This year, I’ve challenged myself to rethink my genre instruction so that students gain a greater understanding and appreciation of the three main types. In order to build stronger connections between reading and writing, I reworked my units so that they are completely intertwined and cohesive. Just as with my non-fiction units, you’ll find lessons focused mainly on reading skills in a unit called, “All About Fiction” while those centered around writing skills in a unit called, “Fictional Writing.” In my classroom, both units were taught simultaneously over a nine-week period.
Rather than diving straight into texts, I tried an alternative route to teaching fictional elements this year. At a recent conference, a colleague learned about a comprehension building technique using different types of media (versions of short “texts”) before asking students to demonstrate mastery of skills in actual texts. These could include pictures, commercials, short videos, etc. Drawing from my positive experience using episodes of Scooby Doo to teach predictable plot in an older grade, I was excited to give this a try!
The thought supported my agreement in giving students several experiences with a text before asking them to demonstrate understanding of it. When given several opportunities to examine a text and utilize a different lens during each reading, students can develop strong connections, which enable them to comprehend it more fully. Using this multi-modal approach seemed like the perfect way to incorporate multiple experiences with one “text” before trying our hands at picture books.
In my first two lessons, students used picture prompts to think about what is happening in a “text” and who the “story” is mainly about. In these five lessons, students move up to using a short video to continue analyzing elements.
Of all the lessons this week, I’m most excited to see students’ work from today’s lesson. Again, we are using the short film we’ve used all week. I explain to students that we’ll use the video today to learn about point of view. When we began our fiction unit, we used photo prompts to decide the narrator of our “story.” We talked about potential voices that could be telling the story that was happening in the picture. Today, I explain, we’ll examine characters’ reactions to four events to begin our practice with point of view.

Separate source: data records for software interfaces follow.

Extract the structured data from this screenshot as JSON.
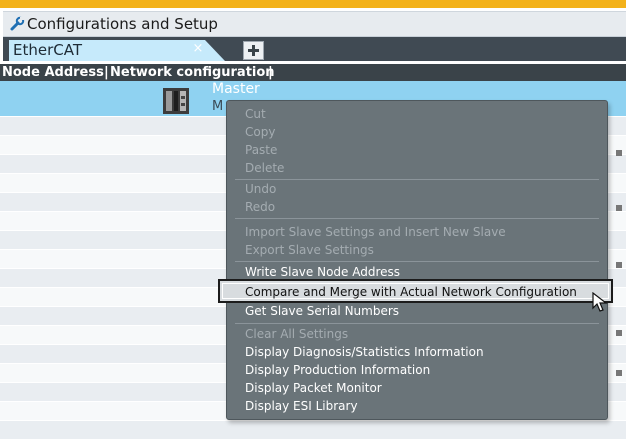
{
  "window": {
    "title": "Configurations and Setup",
    "title_icon": "wrench-icon",
    "accent_color": "#f3b21b"
  },
  "tabs": [
    {
      "label": "EtherCAT",
      "close_glyph": "×",
      "active": true
    }
  ],
  "new_tab_icon": "plus-icon",
  "table_header": {
    "col1": "Node Address",
    "sep1": "|",
    "col2": "Network configuration",
    "sep2": "|"
  },
  "master_row": {
    "label": "Master",
    "sub_label": "M",
    "icon": "device-icon",
    "selected_color": "#8fd2f1"
  },
  "context_menu": {
    "items": [
      {
        "label": "Cut",
        "enabled": false
      },
      {
        "label": "Copy",
        "enabled": false
      },
      {
        "label": "Paste",
        "enabled": false
      },
      {
        "label": "Delete",
        "enabled": false
      },
      {
        "label": "Undo",
        "enabled": false
      },
      {
        "label": "Redo",
        "enabled": false
      },
      {
        "label": "Import Slave Settings and Insert New Slave",
        "enabled": false
      },
      {
        "label": "Export Slave Settings",
        "enabled": false
      },
      {
        "label": "Write Slave Node Address",
        "enabled": true
      },
      {
        "label": "Compare and Merge with Actual Network Configuration",
        "enabled": true,
        "highlighted": true
      },
      {
        "label": "Get Slave Serial Numbers",
        "enabled": true
      },
      {
        "label": "Clear All Settings",
        "enabled": false
      },
      {
        "label": "Display Diagnosis/Statistics Information",
        "enabled": true
      },
      {
        "label": "Display Production Information",
        "enabled": true
      },
      {
        "label": "Display Packet Monitor",
        "enabled": true
      },
      {
        "label": "Display ESI Library",
        "enabled": true
      }
    ]
  }
}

I ask students to think of a time when they got in trouble for something they didn’t do. Hands shoot up around the room. Because so many students want to share, I have them turn and share with their neighbors while I scout out a good example. While listening, I hear one student talk about a time he was blamed for something that another student in the room did. As he shared, the other students at the table became really animated agreeing with the "innocent" student and helping to fight his cause! Bingo! This is the perfect example to share. I call students’ attention back to the front of the room and ask the student to share his story. As he begins, the other student involved begins laughing. This second student is quite the prankster and remembers this incident well. After a few seconds, however the second student jumps in and begins to tell his side of the story. Before long, every student in the room who was present during the episode has something to say about that day. I sit back and watch! When they finish, I explain that this was a perfect example of point of view. Everyone witnessed one event in a classroom, yet there are several different versions of what happened that day. Point of view can be thought of as one person’s, or character’s, side of a story.
While we watch the video today, I want you to think about how each character is feeling or thinking at that moment. I will stop the video four times and each time I want you to put yourself in each person’s shoes and tell me what they are thinking or feeling at that moment.
I start the video from the beginning and stop it at each of the points below (the times included are using the Vimeo link and not the actual video). At each stopping point, I ask students to write down what each character involved was thinking at the time. For instance, at the first stop, only the little girl and the first One Man Band was involved so students would only complete those boxes.
1. The little girl is about to drop her coin in the One Man Band’s cup when she hears a noise. (1:12)
2. The One Man Band cracks his knuckles as the little girl begins to drop her coin in the second man’s hat. (1:37)
3. The little girl’s coin has fallen through the grate and lost from them all. (3:02)
4. A stranger has dropped a bag of money at the little girl’s feet after hearing her play the violin. (3:50).
Once the video has played, I have students share their notes with their tables. As they work, I walk the room listening to their conversations.
To close the lesson, I share a couple of great answers I overheard while walking the room. I remind students that we learned how different characters could have opposite views of the same event. By examining these views, we can learn more about the plot and the characters themselves in a text.
I praise all students for their excellent thinking and ask that they put their work packets in their binders for use tomorrow.